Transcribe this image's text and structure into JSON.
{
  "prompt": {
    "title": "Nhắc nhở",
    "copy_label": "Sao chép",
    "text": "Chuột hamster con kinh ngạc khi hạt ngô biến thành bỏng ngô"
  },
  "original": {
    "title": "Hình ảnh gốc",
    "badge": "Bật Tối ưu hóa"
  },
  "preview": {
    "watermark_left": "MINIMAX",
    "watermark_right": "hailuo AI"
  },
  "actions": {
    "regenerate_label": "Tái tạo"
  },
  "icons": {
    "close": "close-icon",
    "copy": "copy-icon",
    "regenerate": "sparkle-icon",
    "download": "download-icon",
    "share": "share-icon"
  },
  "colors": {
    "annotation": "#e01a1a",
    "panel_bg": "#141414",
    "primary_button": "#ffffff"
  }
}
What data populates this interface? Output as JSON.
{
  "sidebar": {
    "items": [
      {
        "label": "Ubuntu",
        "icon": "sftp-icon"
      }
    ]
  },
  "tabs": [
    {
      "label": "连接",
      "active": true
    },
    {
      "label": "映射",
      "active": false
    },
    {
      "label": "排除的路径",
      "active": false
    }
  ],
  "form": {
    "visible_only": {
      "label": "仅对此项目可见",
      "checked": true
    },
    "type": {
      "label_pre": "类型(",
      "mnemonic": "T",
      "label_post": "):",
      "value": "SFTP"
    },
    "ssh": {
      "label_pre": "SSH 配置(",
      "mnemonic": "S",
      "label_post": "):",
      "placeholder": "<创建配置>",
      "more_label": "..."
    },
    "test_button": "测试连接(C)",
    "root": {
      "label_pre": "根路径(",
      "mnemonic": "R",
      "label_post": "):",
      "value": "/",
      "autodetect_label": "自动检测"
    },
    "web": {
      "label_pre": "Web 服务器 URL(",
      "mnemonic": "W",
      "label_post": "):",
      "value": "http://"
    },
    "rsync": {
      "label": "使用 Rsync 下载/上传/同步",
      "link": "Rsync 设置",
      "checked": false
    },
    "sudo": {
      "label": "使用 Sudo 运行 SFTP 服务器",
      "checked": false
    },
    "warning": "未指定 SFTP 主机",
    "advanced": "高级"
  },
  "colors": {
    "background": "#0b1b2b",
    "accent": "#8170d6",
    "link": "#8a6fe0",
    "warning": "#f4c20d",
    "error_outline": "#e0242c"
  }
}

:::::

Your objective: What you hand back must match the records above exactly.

The answer:
Transcribe this image's text and structure into JSON.
{
  "prompt": {
    "title": "Nhắc nhở",
    "copy_label": "Sao chép",
    "text": "Chuột hamster con kinh ngạc khi hạt ngô biến thành bỏng ngô"
  },
  "original": {
    "title": "Hình ảnh gốc",
    "badge": "Bật Tối ưu hóa"
  },
  "preview": {
    "watermark_left": "MINIMAX",
    "watermark_right": "hailuo AI"
  },
  "actions": {
    "regenerate_label": "Tái tạo"
  },
  "icons": {
    "close": "close-icon",
    "copy": "copy-icon",
    "regenerate": "sparkle-icon",
    "download": "download-icon",
    "share": "share-icon"
  },
  "colors": {
    "annotation": "#e01a1a",
    "panel_bg": "#141414",
    "primary_button": "#ffffff"
  }
}
What data populates this interface? Output as JSON.
{
  "sidebar": {
    "items": [
      {
        "label": "Ubuntu",
        "icon": "sftp-icon"
      }
    ]
  },
  "tabs": [
    {
      "label": "连接",
      "active": true
    },
    {
      "label": "映射",
      "active": false
    },
    {
      "label": "排除的路径",
      "active": false
    }
  ],
  "form": {
    "visible_only": {
      "label": "仅对此项目可见",
      "checked": true
    },
    "type": {
      "label_pre": "类型(",
      "mnemonic": "T",
      "label_post": "):",
      "value": "SFTP"
    },
    "ssh": {
      "label_pre": "SSH 配置(",
      "mnemonic": "S",
      "label_post": "):",
      "placeholder": "<创建配置>",
      "more_label": "..."
    },
    "test_button": "测试连接(C)",
    "root": {
      "label_pre": "根路径(",
      "mnemonic": "R",
      "label_post": "):",
      "value": "/",
      "autodetect_label": "自动检测"
    },
    "web": {
      "label_pre": "Web 服务器 URL(",
      "mnemonic": "W",
      "label_post": "):",
      "value": "http://"
    },
    "rsync": {
      "label": "使用 Rsync 下载/上传/同步",
      "link": "Rsync 设置",
      "checked": false
    },
    "sudo": {
      "label": "使用 Sudo 运行 SFTP 服务器",
      "checked": false
    },
    "warning": "未指定 SFTP 主机",
    "advanced": "高级"
  },
  "colors": {
    "background": "#0b1b2b",
    "accent": "#8170d6",
    "link": "#8a6fe0",
    "warning": "#f4c20d",
    "error_outline": "#e0242c"
  }
}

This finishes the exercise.